When a glum-faced Shashi Tharoor emerged from a meeting with Sonia Gandhi on Tuesday, it seemed as if his Tweeting days had come to an end. At least, he is not about to post “cattle class” comments in a hurry.
It has been what journalists call a developing story. Earlier this month, India’s junior foreign minister had made some careless comments on Twitter.
A storm of the teacup kind was the result. The minister was alternatively called a crusader in the musty corridors of South Block as well as a person out of touch with political realities.
In this age, it is much simpler to reach audiences through blogs and Twitter. They offer informality and ease that are unlikely in a sarkari press note. But such ease and informality tend to put off the party spokesperson class and the older generation of leaders.
You could argue about the insensitivity of the “cattle class” comment till the cows come home.

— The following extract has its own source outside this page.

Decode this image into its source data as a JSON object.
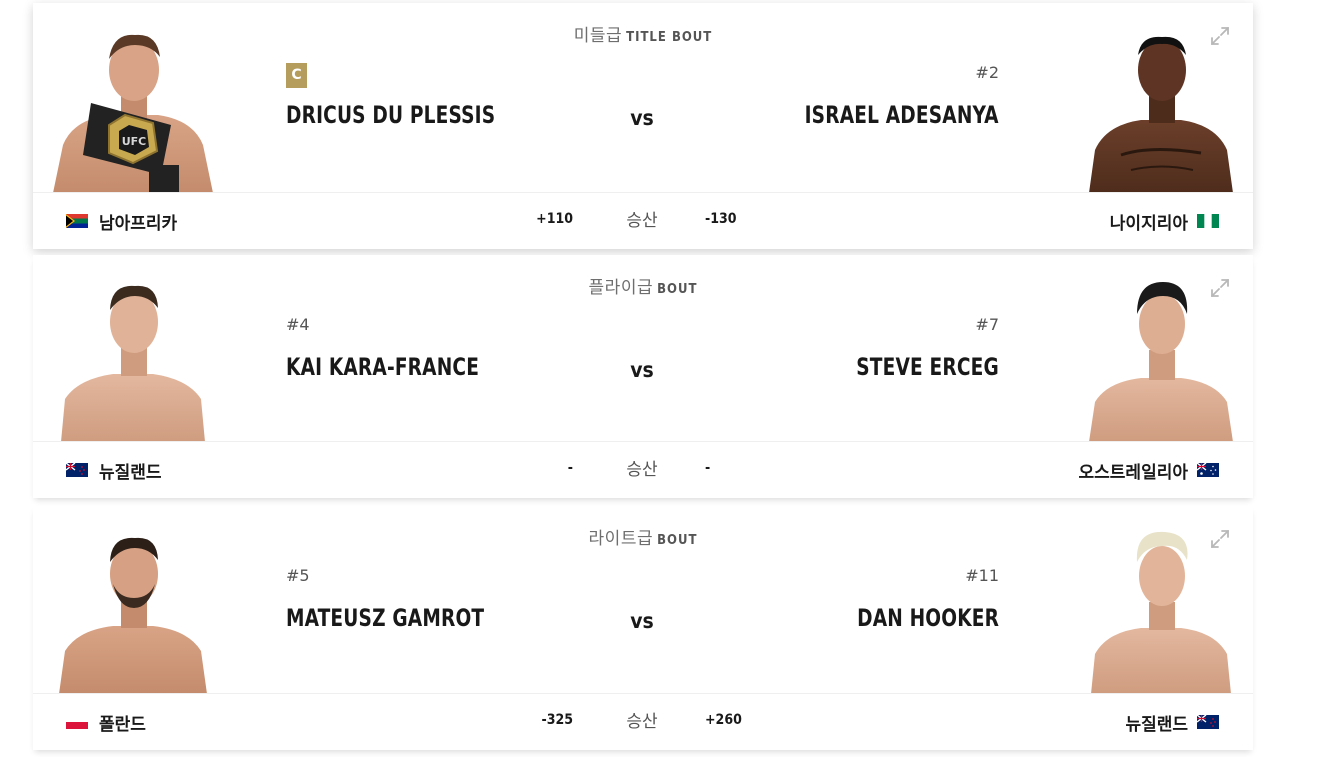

But the controversy is a telling comment on how we have become a humourless society.